Central Trains, Virgin Trains, Arriva Trains Wales are the major rail networks operating in Wales, for both - international and domestic trains. Cambrian Coast Line, Conwy Valley Line and North Wales Coast Line connect Wales to England and Scotland.
You can also travel to Wales by sea, especially from Irish ports. The operators generally working ferries and boats on these routes are - Stenaline and Irish Ferries.
In Welsh cities you can easily find taxis to commute, as well as public transport like buses. For smaller towns, hiring bicycles and going on foot is a better option so that you can experience the place for yourself.
Weather and Best Time to Visit
The most appropriate time to visit Wales is from spring to summer, with summer topping the charts. Winters are too cold and windy to do much.
Spring (March to May):
With an average temperature of about 17°C, spring in Wales is a mix of warming days and bursts of wind and rain.

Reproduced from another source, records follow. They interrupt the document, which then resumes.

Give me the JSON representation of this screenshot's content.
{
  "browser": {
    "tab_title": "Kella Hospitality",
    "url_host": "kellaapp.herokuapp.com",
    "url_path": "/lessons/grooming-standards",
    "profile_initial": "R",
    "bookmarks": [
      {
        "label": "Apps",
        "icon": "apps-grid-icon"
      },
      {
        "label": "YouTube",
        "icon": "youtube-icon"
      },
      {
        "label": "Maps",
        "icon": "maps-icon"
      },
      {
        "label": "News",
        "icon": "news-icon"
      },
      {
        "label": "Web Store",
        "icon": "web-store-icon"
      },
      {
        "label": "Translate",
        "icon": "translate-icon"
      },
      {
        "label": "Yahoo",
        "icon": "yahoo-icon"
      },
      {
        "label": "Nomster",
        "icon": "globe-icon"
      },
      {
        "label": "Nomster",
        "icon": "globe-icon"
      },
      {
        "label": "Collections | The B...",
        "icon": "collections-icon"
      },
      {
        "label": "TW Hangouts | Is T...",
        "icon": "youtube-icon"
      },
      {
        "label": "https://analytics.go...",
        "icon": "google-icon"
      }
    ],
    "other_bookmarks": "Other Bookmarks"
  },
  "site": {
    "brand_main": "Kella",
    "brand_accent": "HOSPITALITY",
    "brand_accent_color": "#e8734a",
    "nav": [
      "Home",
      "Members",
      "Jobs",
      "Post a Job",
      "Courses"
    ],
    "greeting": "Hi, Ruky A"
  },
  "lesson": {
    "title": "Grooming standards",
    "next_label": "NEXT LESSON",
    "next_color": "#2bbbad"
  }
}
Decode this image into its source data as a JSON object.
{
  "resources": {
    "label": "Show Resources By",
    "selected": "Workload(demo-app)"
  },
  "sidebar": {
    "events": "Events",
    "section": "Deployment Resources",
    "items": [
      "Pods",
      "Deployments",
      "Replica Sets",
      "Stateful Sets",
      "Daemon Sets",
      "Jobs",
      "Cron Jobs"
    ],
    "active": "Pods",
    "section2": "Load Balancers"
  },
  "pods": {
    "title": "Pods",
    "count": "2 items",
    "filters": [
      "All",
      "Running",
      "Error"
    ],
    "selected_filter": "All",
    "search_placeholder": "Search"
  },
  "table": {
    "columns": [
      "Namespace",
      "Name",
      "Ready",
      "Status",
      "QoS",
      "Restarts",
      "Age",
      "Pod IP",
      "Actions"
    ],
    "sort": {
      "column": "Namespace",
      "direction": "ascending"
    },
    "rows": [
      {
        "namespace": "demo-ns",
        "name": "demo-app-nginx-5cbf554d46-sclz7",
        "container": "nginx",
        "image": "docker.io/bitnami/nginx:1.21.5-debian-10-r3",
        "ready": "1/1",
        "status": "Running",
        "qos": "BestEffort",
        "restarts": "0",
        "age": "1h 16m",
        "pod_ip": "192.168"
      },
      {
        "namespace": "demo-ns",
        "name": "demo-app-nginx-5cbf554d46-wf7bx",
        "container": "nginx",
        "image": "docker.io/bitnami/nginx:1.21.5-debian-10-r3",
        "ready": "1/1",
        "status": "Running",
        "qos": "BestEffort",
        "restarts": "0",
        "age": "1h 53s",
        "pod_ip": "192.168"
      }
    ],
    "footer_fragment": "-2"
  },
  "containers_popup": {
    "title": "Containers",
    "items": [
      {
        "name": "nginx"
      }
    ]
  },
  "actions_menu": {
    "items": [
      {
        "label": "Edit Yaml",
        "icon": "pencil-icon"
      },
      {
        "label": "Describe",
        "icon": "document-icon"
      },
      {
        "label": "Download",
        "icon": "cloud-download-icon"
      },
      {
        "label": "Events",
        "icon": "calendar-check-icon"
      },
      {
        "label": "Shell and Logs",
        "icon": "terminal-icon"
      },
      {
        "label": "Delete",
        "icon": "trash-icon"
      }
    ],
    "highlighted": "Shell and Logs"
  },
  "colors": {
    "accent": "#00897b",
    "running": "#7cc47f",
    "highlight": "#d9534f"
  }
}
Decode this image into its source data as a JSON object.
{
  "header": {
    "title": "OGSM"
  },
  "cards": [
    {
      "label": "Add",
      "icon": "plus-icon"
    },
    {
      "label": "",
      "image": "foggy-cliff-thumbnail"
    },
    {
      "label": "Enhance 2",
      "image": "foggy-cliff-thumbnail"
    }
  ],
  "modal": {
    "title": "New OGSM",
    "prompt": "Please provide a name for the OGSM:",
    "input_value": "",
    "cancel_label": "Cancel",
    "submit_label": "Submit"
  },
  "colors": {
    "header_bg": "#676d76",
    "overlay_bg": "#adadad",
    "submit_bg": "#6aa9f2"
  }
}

Still, after April, the rain takes a back seat and until June-July, Wales remains dry and warm.
Summer (June to September):
Summers here might by warm, sunny, with long days, but they are also extremely humid and damp from all the rain. The sceneries are still great and the mercury flies to 24°C at most. This is the best time to visit Wales, its coasts, mountains as well as cities.
Autumn (October to November):
Autumn season is everything you wouldn’t want in a holiday - rain, cold, fog and sometimes even snow. The temperatures drop to 18°C by October and even though sometimes the scene of orange and gold trimmed tree lanes may warm your heart, it is not to last long.
Winter (December to February):
The delights of winter are far and few in Wales. The landscape turns lonely and cold in this season, with frequent stormy rain and infrequent snow to cement the cold. So not the best time to visit.
Things to Do
Discover Snowdonia Park:
Visit the Snowdonia National Park for some of the best natural splendour that Wales has to offer. From England’s highest peak to a chain of mountain ranges, green thick jungles to shimmering pools and lakes, Snowdonia also offers hiking and bird watching expeditions.
Visit Caernarfon Castle:
A thousand years old Caernarfon Castle was the venue of Prince Charles’ coronation to the title of Prince of Wales. That in itself makes this a place of great interest for tourists. Its timeless aura and ancient feel make this castle a must-visit.
See Italy in Wales:
Portmeirion is a tourist town, like a resort town built back in the early 1900s. It resembles an Italian village and has a line of hotels, restaurants, amusement points and parks to entertain visitors.
Check out the Smallest House in Britain:
Conwy boasts of Britian’s tiniest house, an old red one lane home, located in ancient stone walls of the town. It was owned by Robert Jones, who was its last occupant. Then the house was declared too small for human inhabitation and since then, Jones’ decedents have turned it into a tourist place.
Ride Toy Trains:
Wales is so beautiful that nothing could enhance it more. Or maybe a narrow gauge train ride might! That is why most agencies recommend the Welsh Highland Railway toy train ride from Porthmadog to Blaenau Ffestiniog, going over the stunning loveliness of Snowdonia Park too.
What to Eat
The Welsh start their day with the usual English-y fare - bacon, eggs, tea et al. But what makes Welsh cuisine interesting is their other significant dishes like laverbread and cockles. Additionally, the Welsh also love their rarebit (not rabbit), which is scrumptious cheese on bread, almost like an open cheese toast. You must also try the bara birth, which is a sweet bread or fruit cake - whichever way you see it. And if you are up for trying new things then also do give Lamb cawl, Conwy mussels and Brain Beer a try.
What to Shop
Souvenirs from Wales? Well, there is not much to pick up from here that may not be found elsewhere in UK, except maybe some Welsh cheese and the wooden love spoons crafted with pure artistic brilliance. Other than these, you will find the usual - top hats and wool blankets and plaid shawls, loads of books from Hay-on-wye and Vintage records that have been near extinct from the market for decades now.